What this task involves
Repeat the records below exactly, line for line.

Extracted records
= Beginning of Section =
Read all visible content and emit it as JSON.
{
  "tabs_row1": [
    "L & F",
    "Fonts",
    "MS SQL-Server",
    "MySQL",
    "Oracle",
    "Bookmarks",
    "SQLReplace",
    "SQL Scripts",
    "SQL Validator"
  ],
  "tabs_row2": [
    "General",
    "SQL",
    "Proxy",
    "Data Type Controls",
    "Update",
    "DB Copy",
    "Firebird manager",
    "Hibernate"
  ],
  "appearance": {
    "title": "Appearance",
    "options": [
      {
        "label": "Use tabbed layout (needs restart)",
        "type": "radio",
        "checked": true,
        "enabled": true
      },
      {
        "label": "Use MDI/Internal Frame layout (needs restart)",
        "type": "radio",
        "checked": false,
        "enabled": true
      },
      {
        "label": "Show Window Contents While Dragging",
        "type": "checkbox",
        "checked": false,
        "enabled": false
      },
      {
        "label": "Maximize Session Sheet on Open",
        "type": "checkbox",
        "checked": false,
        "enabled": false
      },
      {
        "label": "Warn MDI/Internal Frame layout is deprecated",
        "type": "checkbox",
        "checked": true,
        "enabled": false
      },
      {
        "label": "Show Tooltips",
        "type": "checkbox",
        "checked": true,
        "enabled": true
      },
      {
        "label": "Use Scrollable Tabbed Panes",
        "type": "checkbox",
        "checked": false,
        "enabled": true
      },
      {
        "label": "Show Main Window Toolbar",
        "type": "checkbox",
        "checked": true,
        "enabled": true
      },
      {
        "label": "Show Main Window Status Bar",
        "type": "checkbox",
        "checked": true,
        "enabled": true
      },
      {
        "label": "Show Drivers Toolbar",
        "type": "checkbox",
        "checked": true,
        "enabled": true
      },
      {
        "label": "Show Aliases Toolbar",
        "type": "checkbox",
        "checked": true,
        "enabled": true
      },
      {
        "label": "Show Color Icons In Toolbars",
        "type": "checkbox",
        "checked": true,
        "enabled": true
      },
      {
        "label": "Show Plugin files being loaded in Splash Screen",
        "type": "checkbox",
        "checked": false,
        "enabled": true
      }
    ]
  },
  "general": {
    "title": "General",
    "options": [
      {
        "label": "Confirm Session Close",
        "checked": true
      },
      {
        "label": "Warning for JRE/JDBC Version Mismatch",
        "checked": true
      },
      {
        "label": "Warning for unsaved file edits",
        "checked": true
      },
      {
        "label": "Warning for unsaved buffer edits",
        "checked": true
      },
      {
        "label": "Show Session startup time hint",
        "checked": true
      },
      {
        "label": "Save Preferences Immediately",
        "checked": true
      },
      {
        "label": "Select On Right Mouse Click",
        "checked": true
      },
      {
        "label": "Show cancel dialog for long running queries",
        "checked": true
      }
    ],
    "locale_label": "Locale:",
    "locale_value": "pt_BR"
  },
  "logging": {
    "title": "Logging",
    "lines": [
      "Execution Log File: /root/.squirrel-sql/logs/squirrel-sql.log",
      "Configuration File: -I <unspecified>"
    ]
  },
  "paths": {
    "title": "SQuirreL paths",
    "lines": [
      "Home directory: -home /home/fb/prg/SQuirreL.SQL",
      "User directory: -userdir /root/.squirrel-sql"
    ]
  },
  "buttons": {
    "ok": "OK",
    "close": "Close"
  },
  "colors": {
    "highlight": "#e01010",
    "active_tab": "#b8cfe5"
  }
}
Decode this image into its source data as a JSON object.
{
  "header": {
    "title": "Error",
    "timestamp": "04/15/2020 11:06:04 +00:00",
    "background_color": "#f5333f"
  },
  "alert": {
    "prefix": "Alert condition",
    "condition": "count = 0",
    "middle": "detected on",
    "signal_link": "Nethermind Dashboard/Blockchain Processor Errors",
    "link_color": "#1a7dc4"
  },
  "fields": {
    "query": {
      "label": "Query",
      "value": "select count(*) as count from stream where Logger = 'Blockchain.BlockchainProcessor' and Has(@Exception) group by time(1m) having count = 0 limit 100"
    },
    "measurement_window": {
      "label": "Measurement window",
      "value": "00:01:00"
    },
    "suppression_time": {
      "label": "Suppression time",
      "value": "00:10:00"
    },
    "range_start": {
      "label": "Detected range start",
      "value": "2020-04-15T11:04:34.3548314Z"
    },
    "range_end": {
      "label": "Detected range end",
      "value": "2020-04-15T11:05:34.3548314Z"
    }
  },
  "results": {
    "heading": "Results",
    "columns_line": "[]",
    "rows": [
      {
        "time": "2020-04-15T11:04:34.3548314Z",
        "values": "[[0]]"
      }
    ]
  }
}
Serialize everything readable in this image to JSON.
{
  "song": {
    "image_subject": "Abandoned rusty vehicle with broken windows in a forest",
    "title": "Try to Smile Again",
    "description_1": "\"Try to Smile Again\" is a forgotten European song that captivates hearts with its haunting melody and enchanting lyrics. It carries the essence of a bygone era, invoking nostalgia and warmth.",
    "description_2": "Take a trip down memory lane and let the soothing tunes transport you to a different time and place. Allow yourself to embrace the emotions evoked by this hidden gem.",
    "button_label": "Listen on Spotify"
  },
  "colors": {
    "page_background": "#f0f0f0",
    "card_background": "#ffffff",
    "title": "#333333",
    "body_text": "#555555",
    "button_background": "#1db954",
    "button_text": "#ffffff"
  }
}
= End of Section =
Your response
Read all visible content and emit it as JSON.
{
  "tabs_row1": [
    "L & F",
    "Fonts",
    "MS SQL-Server",
    "MySQL",
    "Oracle",
    "Bookmarks",
    "SQLReplace",
    "SQL Scripts",
    "SQL Validator"
  ],
  "tabs_row2": [
    "General",
    "SQL",
    "Proxy",
    "Data Type Controls",
    "Update",
    "DB Copy",
    "Firebird manager",
    "Hibernate"
  ],
  "appearance": {
    "title": "Appearance",
    "options": [
      {
        "label": "Use tabbed layout (needs restart)",
        "type": "radio",
        "checked": true,
        "enabled": true
      },
      {
        "label": "Use MDI/Internal Frame layout (needs restart)",
        "type": "radio",
        "checked": false,
        "enabled": true
      },
      {
        "label": "Show Window Contents While Dragging",
        "type": "checkbox",
        "checked": false,
        "enabled": false
      },
      {
        "label": "Maximize Session Sheet on Open",
        "type": "checkbox",
        "checked": false,
        "enabled": false
      },
      {
        "label": "Warn MDI/Internal Frame layout is deprecated",
        "type": "checkbox",
        "checked": true,
        "enabled": false
      },
      {
        "label": "Show Tooltips",
        "type": "checkbox",
        "checked": true,
        "enabled": true
      },
      {
        "label": "Use Scrollable Tabbed Panes",
        "type": "checkbox",
        "checked": false,
        "enabled": true
      },
      {
        "label": "Show Main Window Toolbar",
        "type": "checkbox",
        "checked": true,
        "enabled": true
      },
      {
        "label": "Show Main Window Status Bar",
        "type": "checkbox",
        "checked": true,
        "enabled": true
      },
      {
        "label": "Show Drivers Toolbar",
        "type": "checkbox",
        "checked": true,
        "enabled": true
      },
      {
        "label": "Show Aliases Toolbar",
        "type": "checkbox",
        "checked": true,
        "enabled": true
      },
      {
        "label": "Show Color Icons In Toolbars",
        "type": "checkbox",
        "checked": true,
        "enabled": true
      },
      {
        "label": "Show Plugin files being loaded in Splash Screen",
        "type": "checkbox",
        "checked": false,
        "enabled": true
      }
    ]
  },
  "general": {
    "title": "General",
    "options": [
      {
        "label": "Confirm Session Close",
        "checked": true
      },
      {
        "label": "Warning for JRE/JDBC Version Mismatch",
        "checked": true
      },
      {
        "label": "Warning for unsaved file edits",
        "checked": true
      },
      {
        "label": "Warning for unsaved buffer edits",
        "checked": true
      },
      {
        "label": "Show Session startup time hint",
        "checked": true
      },
      {
        "label": "Save Preferences Immediately",
        "checked": true
      },
      {
        "label": "Select On Right Mouse Click",
        "checked": true
      },
      {
        "label": "Show cancel dialog for long running queries",
        "checked": true
      }
    ],
    "locale_label": "Locale:",
    "locale_value": "pt_BR"
  },
  "logging": {
    "title": "Logging",
    "lines": [
      "Execution Log File: /root/.squirrel-sql/logs/squirrel-sql.log",
      "Configuration File: -I <unspecified>"
    ]
  },
  "paths": {
    "title": "SQuirreL paths",
    "lines": [
      "Home directory: -home /home/fb/prg/SQuirreL.SQL",
      "User directory: -userdir /root/.squirrel-sql"
    ]
  },
  "buttons": {
    "ok": "OK",
    "close": "Close"
  },
  "colors": {
    "highlight": "#e01010",
    "active_tab": "#b8cfe5"
  }
}
Decode this image into its source data as a JSON object.
{
  "header": {
    "title": "Error",
    "timestamp": "04/15/2020 11:06:04 +00:00",
    "background_color": "#f5333f"
  },
  "alert": {
    "prefix": "Alert condition",
    "condition": "count = 0",
    "middle": "detected on",
    "signal_link": "Nethermind Dashboard/Blockchain Processor Errors",
    "link_color": "#1a7dc4"
  },
  "fields": {
    "query": {
      "label": "Query",
      "value": "select count(*) as count from stream where Logger = 'Blockchain.BlockchainProcessor' and Has(@Exception) group by time(1m) having count = 0 limit 100"
    },
    "measurement_window": {
      "label": "Measurement window",
      "value": "00:01:00"
    },
    "suppression_time": {
      "label": "Suppression time",
      "value": "00:10:00"
    },
    "range_start": {
      "label": "Detected range start",
      "value": "2020-04-15T11:04:34.3548314Z"
    },
    "range_end": {
      "label": "Detected range end",
      "value": "2020-04-15T11:05:34.3548314Z"
    }
  },
  "results": {
    "heading": "Results",
    "columns_line": "[]",
    "rows": [
      {
        "time": "2020-04-15T11:04:34.3548314Z",
        "values": "[[0]]"
      }
    ]
  }
}
Serialize everything readable in this image to JSON.
{
  "song": {
    "image_subject": "Abandoned rusty vehicle with broken windows in a forest",
    "title": "Try to Smile Again",
    "description_1": "\"Try to Smile Again\" is a forgotten European song that captivates hearts with its haunting melody and enchanting lyrics. It carries the essence of a bygone era, invoking nostalgia and warmth.",
    "description_2": "Take a trip down memory lane and let the soothing tunes transport you to a different time and place. Allow yourself to embrace the emotions evoked by this hidden gem.",
    "button_label": "Listen on Spotify"
  },
  "colors": {
    "page_background": "#f0f0f0",
    "card_background": "#ffffff",
    "title": "#333333",
    "body_text": "#555555",
    "button_background": "#1db954",
    "button_text": "#ffffff"
  }
}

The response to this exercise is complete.